Your task: Using the entries below, copy out all lines where "icon" is found.

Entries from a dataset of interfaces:
⟨

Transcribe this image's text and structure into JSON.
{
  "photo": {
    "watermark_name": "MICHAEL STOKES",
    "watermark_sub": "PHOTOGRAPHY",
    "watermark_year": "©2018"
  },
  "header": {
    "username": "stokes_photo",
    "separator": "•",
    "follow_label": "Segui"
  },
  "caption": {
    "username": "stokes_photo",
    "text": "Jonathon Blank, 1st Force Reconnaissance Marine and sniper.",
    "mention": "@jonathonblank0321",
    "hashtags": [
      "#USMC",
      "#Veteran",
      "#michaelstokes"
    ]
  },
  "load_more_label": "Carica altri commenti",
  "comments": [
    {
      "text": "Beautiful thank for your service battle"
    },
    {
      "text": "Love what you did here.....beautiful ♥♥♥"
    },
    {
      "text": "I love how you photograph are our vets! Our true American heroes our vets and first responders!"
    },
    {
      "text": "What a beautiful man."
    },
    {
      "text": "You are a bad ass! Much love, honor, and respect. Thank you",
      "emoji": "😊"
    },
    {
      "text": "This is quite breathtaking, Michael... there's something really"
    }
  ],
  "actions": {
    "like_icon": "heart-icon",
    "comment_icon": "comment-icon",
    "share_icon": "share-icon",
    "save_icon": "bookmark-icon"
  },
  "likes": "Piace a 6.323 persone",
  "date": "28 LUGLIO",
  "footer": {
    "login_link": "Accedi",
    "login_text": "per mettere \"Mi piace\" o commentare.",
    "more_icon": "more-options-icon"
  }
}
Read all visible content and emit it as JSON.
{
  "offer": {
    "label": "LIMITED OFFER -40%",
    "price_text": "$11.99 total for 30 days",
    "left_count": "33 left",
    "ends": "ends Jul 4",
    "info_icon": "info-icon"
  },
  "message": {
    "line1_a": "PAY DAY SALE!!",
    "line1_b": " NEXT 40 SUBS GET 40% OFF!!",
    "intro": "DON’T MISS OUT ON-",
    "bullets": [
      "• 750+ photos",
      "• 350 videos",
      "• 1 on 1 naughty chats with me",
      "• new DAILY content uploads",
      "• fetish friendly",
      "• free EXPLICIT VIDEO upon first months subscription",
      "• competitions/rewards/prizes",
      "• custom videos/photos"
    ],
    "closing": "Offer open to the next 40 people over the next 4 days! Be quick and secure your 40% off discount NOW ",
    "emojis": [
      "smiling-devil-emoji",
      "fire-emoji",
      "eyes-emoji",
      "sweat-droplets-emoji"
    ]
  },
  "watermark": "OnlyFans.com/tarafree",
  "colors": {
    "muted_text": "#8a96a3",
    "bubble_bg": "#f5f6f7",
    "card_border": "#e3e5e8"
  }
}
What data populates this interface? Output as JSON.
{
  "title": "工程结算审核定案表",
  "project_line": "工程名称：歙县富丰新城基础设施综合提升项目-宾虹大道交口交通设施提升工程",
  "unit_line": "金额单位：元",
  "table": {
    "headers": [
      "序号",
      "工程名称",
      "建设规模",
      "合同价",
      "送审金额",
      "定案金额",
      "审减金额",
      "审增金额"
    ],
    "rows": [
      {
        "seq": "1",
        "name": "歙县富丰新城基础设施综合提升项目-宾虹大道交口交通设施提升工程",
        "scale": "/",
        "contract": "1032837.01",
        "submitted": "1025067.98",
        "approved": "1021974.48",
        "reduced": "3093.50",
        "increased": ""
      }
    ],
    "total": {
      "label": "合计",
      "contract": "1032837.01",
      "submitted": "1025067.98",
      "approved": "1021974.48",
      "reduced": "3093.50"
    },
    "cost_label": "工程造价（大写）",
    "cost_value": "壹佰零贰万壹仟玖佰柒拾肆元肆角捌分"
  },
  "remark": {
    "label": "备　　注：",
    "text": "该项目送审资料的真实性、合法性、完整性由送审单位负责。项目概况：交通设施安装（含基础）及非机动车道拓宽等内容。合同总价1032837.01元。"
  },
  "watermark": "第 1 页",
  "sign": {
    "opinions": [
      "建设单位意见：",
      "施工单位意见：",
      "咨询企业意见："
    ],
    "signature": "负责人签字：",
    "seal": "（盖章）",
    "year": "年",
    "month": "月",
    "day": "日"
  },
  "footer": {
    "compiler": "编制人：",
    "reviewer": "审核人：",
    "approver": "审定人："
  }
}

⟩

Answer to the exercise:
    "like_icon": "heart-icon",
    "comment_icon": "comment-icon",
    "share_icon": "share-icon",
    "save_icon": "bookmark-icon"
    "more_icon": "more-options-icon"
    "info_icon": "info-icon"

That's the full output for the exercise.